-- What to produce --
Please state how many lines of the data contain "Matériaux". The number by itself is enough.
#### Supplied records
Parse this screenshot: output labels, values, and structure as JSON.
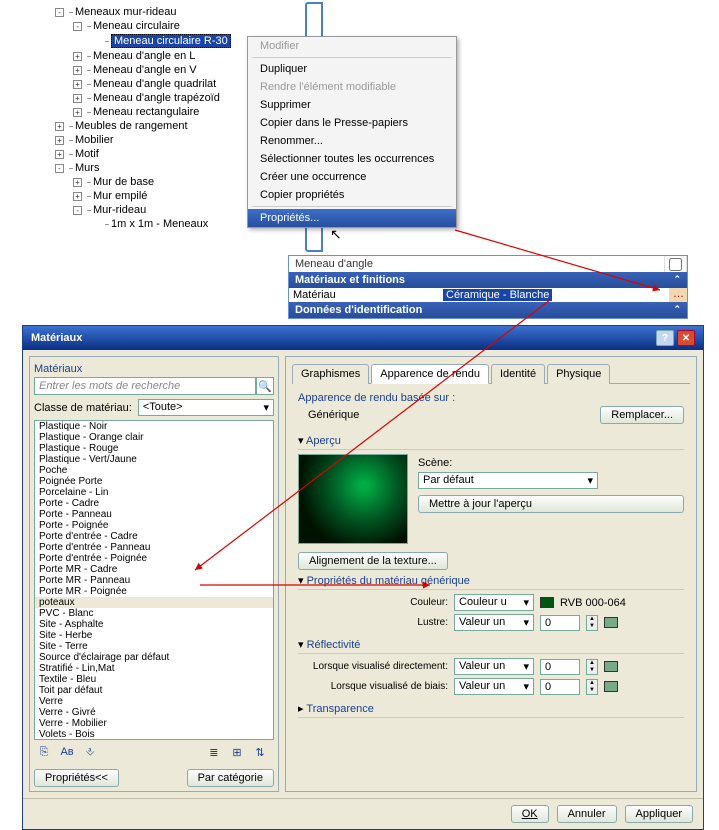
{
  "tree": {
    "items": [
      {
        "toggle": "-",
        "label": "Meneaux mur-rideau",
        "indent": 0
      },
      {
        "toggle": "-",
        "label": "Meneau circulaire",
        "indent": 1
      },
      {
        "toggle": "",
        "label": "Meneau circulaire R-30",
        "indent": 2,
        "selected": true
      },
      {
        "toggle": "+",
        "label": "Meneau d'angle en L",
        "indent": 1
      },
      {
        "toggle": "+",
        "label": "Meneau d'angle en V",
        "indent": 1
      },
      {
        "toggle": "+",
        "label": "Meneau d'angle quadrilat",
        "indent": 1
      },
      {
        "toggle": "+",
        "label": "Meneau d'angle trapézoïd",
        "indent": 1
      },
      {
        "toggle": "+",
        "label": "Meneau rectangulaire",
        "indent": 1
      },
      {
        "toggle": "+",
        "label": "Meubles de rangement",
        "indent": 0
      },
      {
        "toggle": "+",
        "label": "Mobilier",
        "indent": 0
      },
      {
        "toggle": "+",
        "label": "Motif",
        "indent": 0
      },
      {
        "toggle": "-",
        "label": "Murs",
        "indent": 0
      },
      {
        "toggle": "+",
        "label": "Mur de base",
        "indent": 1
      },
      {
        "toggle": "+",
        "label": "Mur empilé",
        "indent": 1
      },
      {
        "toggle": "-",
        "label": "Mur-rideau",
        "indent": 1
      },
      {
        "toggle": "",
        "label": "1m x 1m - Meneaux",
        "indent": 2
      }
    ]
  },
  "context_menu": {
    "items": [
      {
        "label": "Modifier",
        "disabled": true
      },
      {
        "sep": true
      },
      {
        "label": "Dupliquer"
      },
      {
        "label": "Rendre l'élément modifiable",
        "disabled": true
      },
      {
        "label": "Supprimer"
      },
      {
        "label": "Copier dans le Presse-papiers"
      },
      {
        "label": "Renommer..."
      },
      {
        "label": "Sélectionner toutes les occurrences"
      },
      {
        "label": "Créer une occurrence"
      },
      {
        "label": "Copier propriétés"
      },
      {
        "sep": true
      },
      {
        "label": "Propriétés...",
        "selected": true
      }
    ]
  },
  "props": {
    "row_label": "Meneau d'angle",
    "group1": "Matériaux et finitions",
    "param": "Matériau",
    "value": "Céramique - Blanche",
    "group2": "Données d'identification"
  },
  "dialog": {
    "title": "Matériaux",
    "left": {
      "section": "Matériaux",
      "search_placeholder": "Entrer les mots de recherche",
      "class_label": "Classe de matériau:",
      "class_value": "<Toute>",
      "items": [
        "Plastique - Noir",
        "Plastique - Orange clair",
        "Plastique - Rouge",
        "Plastique - Vert/Jaune",
        "Poche",
        "Poignée Porte",
        "Porcelaine - Lin",
        "Porte - Cadre",
        "Porte - Panneau",
        "Porte - Poignée",
        "Porte d'entrée - Cadre",
        "Porte d'entrée - Panneau",
        "Porte d'entrée - Poignée",
        "Porte MR - Cadre",
        "Porte MR - Panneau",
        "Porte MR - Poignée",
        "poteaux",
        "PVC - Blanc",
        "Site - Asphalte",
        "Site - Herbe",
        "Site - Terre",
        "Source d'éclairage par défaut",
        "Stratifié - Lin,Mat",
        "Textile - Bleu",
        "Toit par défaut",
        "Verre",
        "Verre - Givré",
        "Verre - Mobilier",
        "Volets - Bois"
      ],
      "selected_item": "poteaux",
      "props_btn": "Propriétés<<",
      "cat_btn": "Par catégorie"
    },
    "right": {
      "tabs": [
        "Graphismes",
        "Apparence de rendu",
        "Identité",
        "Physique"
      ],
      "active_tab": 1,
      "based_on_label": "Apparence de rendu basée sur :",
      "based_on_value": "Générique",
      "replace_btn": "Remplacer...",
      "preview_label": "Aperçu",
      "scene_label": "Scène:",
      "scene_value": "Par défaut",
      "update_btn": "Mettre à jour l'aperçu",
      "align_btn": "Alignement de la texture...",
      "generic_group": "Propriétés du matériau générique",
      "color_label": "Couleur:",
      "color_sel": "Couleur u",
      "color_rgb": "RVB 000-064",
      "lustre_label": "Lustre:",
      "lustre_sel": "Valeur un",
      "lustre_val": "0",
      "reflect_group": "Réflectivité",
      "direct_label": "Lorsque visualisé directement:",
      "direct_sel": "Valeur un",
      "direct_val": "0",
      "bias_label": "Lorsque visualisé de biais:",
      "bias_sel": "Valeur un",
      "bias_val": "0",
      "trans_group": "Transparence"
    },
    "footer": {
      "ok": "OK",
      "cancel": "Annuler",
      "apply": "Appliquer"
    }
  }
}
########
-- Written solution --
3